As I mentioned in my second Introducing Xato post, Xanthe was kind enough to take us to meet other mules during our stay in Mallorca.
The first two mules we met were the gloriously spotty Tomeu and Jordi. Xanthe had rescued them as youngsters, brought them on, and had recently rehomed them to a lovely new family. They are both out of the same dam but Jordi is a lot smaller than his brother Tomeu, because the mare was underweight and trying to suckle Tomeu while pregnant with Jordi. Xanthe also said that Jordi was a lot shyer than Tomeu, which I found interesting. He reminded me of a slightly bolder Marty, in fact. I guess that’s a case of nature over nurture!
“This is OUR human. You find your own.”
“Hellooooo, I hear you were looking for a handsome mule to photograph…”
The other mule we met was gorgeous Dolores. She wasn’t sure about us at all, but we were able to admire her from a respectable distance as her owner threw out some tasty snacks for her and the horses who lived with her. Xanthe wrote in a 2011 edition of the IH journal about her work with Dolores:
“I also worked with a mule called Dolores who had a problem with her feet being handled. Whenever she was shod she had been drugged, tied up short, had the foot being shod tied up, wore a twitch and sometimes had her tail tied up. At the end of my project we could hot shoe all four feet with no problems whatsoever.”
She also added:
“Since then Dolores has changed hands and the new owner … contacted me because he was having a problem putting her bridle on as she was very head shy. I went to see her and she seemed happy to work with me again. She opened her mouth for the bit with no problem but then laid her ears back as flat as possible. I just waited until after a couple of minutes she put one ear forward. I touched it and she did not shy away so I slipped it under the headpiece and went to the other side. The second ear came forward much more quickly and as soon as the bridle was on I took it off and started again. After five or six times of putting the bridle on and taking it off again, Dolores realized she could choose when to put her ears in the bridle and since then there have been no more problems.”
It was so lovely to be able to meet these wonderful mules, all of whom seemed so content: a state of being that I’m sure is down to Xanthe’s fantastic work. I hope she continues with mules once she is able to, because she really is a natural. All the mules (and horses!) thought she was wonderful, and rightly so!
Dolores: a contender for the Shiniest Mule award?
“You’re not any of my humans so I don’t want to talk to you, but you may admire my shiny coat.”

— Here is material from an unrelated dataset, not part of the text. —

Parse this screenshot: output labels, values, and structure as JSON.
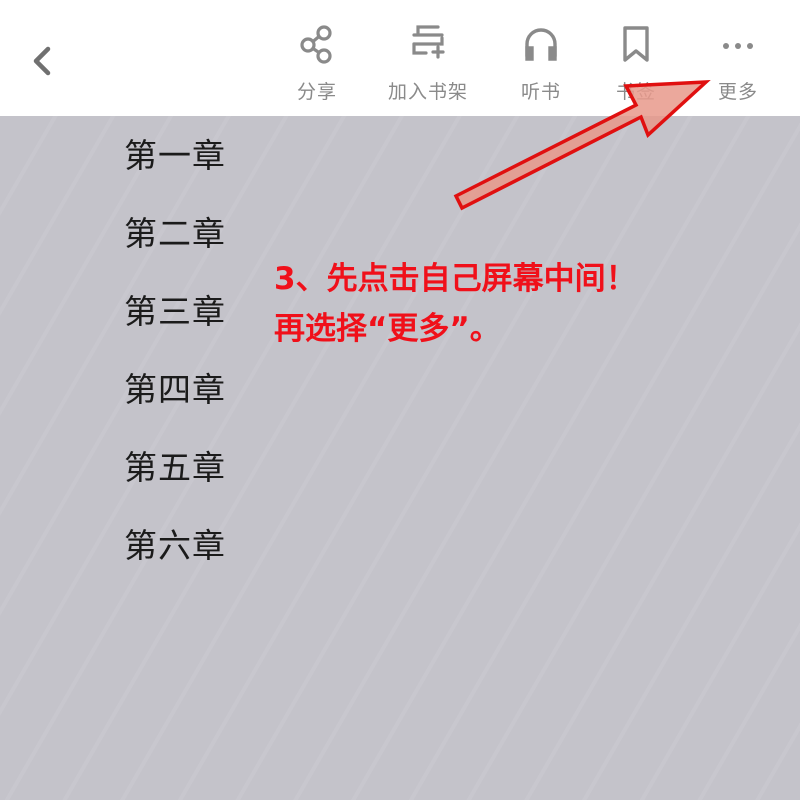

We also made a visit to a friend of Xanthe’s who owns a selection of Iberian horses. Her yard was absolutely gorgeous and I have some serious goals for when I win the lottery (I’m planning to, any day now). The glass-fronted carriage house had me drooling, as did the tack room. And the stables…! As you can probably tell from this blog, I am in favour of horses living out as much as possible, but these stables were very impressive. I wouldn’t mind a few of them, for my mules to stand in and look handsome while they had their dinners…
Spanish walk in just a headcollar? Sure, why not.
Also, an interesting piece of trivia for you. Many of the horses were stallions, but we met one Andalusian who had been gelded because his, ahem, masculine spheroids were so large they were making his life rather uncomfortable. The owner said she had preferred to do that rather than ride him in an equine thong. “An equine thong?” we asked, innocently. “What’s that?” Well, it turns out that there is an actual piece of equipment that a stallion can wear to support the aforementioned masculine spheroids while he is being ridden, thus enabling him to perform at the top of his game without any unfortunate gravity-induced side-effects. What a time to be alive!
We had such a great time visiting the island. Thanks to Xanthe, our first trip to Mallorca was a truly awesome one.
A selection of coat colours. There are three mules – Xato, Tomeu and Jordi – and the metallic copper belongs to a Lusitano stallion.
Sheep heading out to pasture at the farm where Xato is kept. Some of them had collars with bells on, which I asked Xanthe about. She explained that some shepherds put bells on all their sheep, but she’d found that if she only put bells on the naughty ones then she knew where they’d gone! Xato once had to wear a similar collar during his younger days!
Almost all the fence posts on the track up the farm were studded with snails. Apparently the snails all climb to the highest point – fence posts, trees, telegraph poles – and ‘hibernate’ there for the summer. I thought this was fascinating which is why I’m sharing it with you, even though it isn’t mule-related! Many thanks to Xanthe for indulging my curiosity and stopping the car so that I could take a photo.